- [How to complete this task] Tell how many lines of the data include the word "background". Nothing but the number belongs in the answer.
== Segment start ==
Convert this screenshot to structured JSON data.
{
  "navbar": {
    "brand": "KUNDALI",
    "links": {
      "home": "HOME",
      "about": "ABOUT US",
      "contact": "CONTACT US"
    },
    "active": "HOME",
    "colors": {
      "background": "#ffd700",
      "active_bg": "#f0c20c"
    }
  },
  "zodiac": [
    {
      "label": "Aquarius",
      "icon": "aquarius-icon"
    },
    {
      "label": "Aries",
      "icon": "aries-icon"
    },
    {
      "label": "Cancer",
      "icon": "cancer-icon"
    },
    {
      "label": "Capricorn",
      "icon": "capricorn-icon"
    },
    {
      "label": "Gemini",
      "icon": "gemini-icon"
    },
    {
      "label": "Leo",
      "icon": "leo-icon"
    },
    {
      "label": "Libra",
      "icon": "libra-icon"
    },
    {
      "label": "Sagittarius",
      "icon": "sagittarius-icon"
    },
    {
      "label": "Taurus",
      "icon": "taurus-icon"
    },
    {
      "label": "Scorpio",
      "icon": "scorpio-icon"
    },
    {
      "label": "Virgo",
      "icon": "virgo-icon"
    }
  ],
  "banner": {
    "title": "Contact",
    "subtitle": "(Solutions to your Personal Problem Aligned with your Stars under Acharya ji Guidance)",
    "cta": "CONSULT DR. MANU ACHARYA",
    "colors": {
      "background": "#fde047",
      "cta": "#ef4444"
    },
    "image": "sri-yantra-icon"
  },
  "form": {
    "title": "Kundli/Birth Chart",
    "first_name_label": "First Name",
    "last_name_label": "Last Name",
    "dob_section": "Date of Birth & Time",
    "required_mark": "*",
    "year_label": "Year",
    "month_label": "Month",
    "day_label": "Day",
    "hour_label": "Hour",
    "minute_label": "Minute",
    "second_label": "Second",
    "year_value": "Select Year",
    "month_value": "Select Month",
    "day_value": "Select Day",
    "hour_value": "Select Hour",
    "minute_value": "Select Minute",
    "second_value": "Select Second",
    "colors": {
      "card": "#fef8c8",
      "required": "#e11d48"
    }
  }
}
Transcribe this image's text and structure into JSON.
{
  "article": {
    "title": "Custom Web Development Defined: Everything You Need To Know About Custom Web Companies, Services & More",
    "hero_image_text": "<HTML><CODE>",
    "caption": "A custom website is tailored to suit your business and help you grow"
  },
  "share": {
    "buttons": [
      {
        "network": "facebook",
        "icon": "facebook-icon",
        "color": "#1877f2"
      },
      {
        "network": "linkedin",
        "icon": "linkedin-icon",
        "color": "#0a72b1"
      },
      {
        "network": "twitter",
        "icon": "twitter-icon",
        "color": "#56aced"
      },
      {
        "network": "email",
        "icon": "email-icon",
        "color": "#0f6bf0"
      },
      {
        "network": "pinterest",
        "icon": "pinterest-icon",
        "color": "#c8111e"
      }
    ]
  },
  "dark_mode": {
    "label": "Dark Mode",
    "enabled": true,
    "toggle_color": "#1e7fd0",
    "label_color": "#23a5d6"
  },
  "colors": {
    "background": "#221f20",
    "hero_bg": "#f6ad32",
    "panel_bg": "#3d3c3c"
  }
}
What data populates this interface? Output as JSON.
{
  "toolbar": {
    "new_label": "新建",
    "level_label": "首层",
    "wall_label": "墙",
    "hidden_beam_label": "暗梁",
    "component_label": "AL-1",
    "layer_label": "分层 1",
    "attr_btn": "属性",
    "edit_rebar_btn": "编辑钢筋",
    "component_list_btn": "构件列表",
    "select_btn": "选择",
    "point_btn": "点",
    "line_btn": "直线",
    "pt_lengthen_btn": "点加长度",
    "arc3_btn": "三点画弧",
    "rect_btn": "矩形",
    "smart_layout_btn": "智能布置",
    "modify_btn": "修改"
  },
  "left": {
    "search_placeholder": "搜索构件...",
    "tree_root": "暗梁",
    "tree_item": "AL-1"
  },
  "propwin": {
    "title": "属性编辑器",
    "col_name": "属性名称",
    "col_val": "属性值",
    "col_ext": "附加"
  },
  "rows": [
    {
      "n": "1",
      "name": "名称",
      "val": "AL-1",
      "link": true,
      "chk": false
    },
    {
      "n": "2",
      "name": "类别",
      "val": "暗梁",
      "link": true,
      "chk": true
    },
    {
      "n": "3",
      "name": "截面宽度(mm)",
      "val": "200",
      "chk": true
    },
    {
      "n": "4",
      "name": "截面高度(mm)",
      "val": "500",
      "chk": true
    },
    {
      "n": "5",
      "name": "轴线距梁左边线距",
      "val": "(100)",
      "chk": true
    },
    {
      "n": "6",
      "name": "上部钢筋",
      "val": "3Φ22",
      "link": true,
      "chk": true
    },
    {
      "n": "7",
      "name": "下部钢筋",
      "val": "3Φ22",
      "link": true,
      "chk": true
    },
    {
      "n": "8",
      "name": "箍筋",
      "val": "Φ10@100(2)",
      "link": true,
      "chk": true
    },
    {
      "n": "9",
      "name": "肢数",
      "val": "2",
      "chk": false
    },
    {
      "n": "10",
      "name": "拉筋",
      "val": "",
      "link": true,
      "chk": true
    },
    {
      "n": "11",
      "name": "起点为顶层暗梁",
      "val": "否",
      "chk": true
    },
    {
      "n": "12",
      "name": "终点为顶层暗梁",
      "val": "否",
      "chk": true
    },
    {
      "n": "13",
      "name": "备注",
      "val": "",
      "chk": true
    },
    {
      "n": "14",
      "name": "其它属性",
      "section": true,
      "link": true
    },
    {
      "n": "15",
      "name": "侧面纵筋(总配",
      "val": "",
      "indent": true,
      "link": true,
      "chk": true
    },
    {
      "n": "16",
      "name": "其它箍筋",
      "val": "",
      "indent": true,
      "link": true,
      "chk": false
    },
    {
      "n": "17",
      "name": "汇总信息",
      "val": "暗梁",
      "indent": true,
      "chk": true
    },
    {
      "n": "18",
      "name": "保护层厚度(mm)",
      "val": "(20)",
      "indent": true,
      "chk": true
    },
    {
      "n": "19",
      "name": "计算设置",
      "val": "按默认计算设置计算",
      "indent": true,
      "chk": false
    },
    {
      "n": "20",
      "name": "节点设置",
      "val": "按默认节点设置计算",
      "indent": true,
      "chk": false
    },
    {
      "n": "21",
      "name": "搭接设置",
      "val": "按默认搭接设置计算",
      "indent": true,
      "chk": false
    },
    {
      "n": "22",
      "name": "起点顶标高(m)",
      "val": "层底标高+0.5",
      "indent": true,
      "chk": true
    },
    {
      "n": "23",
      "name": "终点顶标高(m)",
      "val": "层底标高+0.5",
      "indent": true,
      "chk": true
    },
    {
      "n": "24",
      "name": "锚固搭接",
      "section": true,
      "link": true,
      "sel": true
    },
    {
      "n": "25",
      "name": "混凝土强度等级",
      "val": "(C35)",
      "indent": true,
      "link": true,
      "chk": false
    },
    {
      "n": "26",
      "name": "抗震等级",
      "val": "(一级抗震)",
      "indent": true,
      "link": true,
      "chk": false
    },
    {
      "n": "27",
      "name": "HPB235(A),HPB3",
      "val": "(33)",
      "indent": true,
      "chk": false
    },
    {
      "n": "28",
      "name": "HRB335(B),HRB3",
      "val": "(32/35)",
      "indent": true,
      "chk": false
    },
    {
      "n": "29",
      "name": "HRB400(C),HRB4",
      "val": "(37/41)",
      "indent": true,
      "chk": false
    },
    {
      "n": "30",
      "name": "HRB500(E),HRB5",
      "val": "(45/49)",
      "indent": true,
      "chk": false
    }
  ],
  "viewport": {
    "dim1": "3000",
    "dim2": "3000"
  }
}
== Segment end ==
- [Response to the exercise] 3